_Exercise_
The entries below must be reproduced exactly; their pictures are not part of the copy.

_Material for this task_
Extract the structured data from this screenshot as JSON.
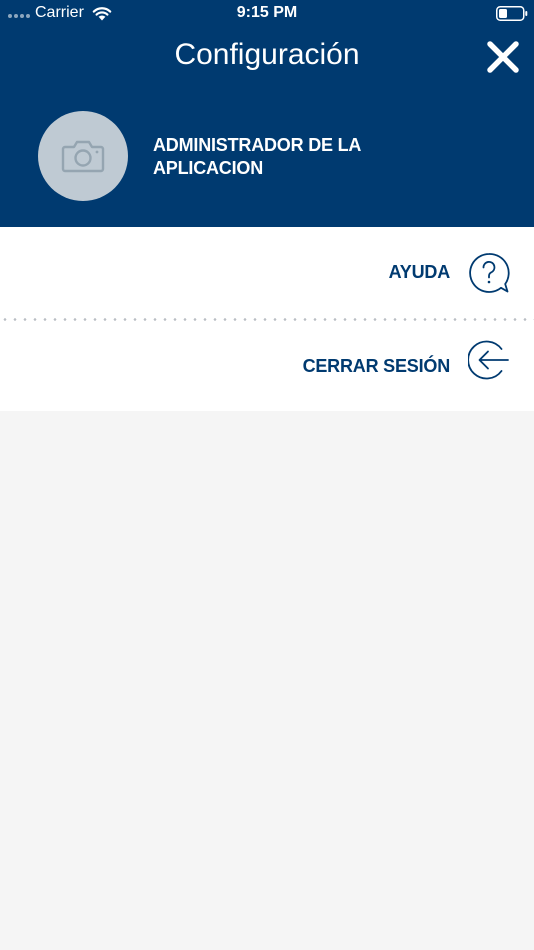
{
  "status_bar": {
    "carrier": "Carrier",
    "time": "9:15 PM"
  },
  "header": {
    "title": "Configuración",
    "close_icon": "close-icon"
  },
  "profile": {
    "avatar_icon": "camera-icon",
    "name": "ADMINISTRADOR DE LA APLICACION"
  },
  "menu": {
    "items": [
      {
        "label": "AYUDA",
        "icon": "help-bubble-icon"
      },
      {
        "label": "CERRAR SESIÓN",
        "icon": "logout-arrow-icon"
      }
    ]
  },
  "colors": {
    "primary": "#003a70",
    "avatar_bg": "#bfcad3",
    "background": "#f5f5f5",
    "menu_bg": "#ffffff"
  }
}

_Exercise solution_
Extract the structured data from this screenshot as JSON.
{
  "status_bar": {
    "carrier": "Carrier",
    "time": "9:15 PM"
  },
  "header": {
    "title": "Configuración",
    "close_icon": "close-icon"
  },
  "profile": {
    "avatar_icon": "camera-icon",
    "name": "ADMINISTRADOR DE LA APLICACION"
  },
  "menu": {
    "items": [
      {
        "label": "AYUDA",
        "icon": "help-bubble-icon"
      },
      {
        "label": "CERRAR SESIÓN",
        "icon": "logout-arrow-icon"
      }
    ]
  },
  "colors": {
    "primary": "#003a70",
    "avatar_bg": "#bfcad3",
    "background": "#f5f5f5",
    "menu_bg": "#ffffff"
  }
}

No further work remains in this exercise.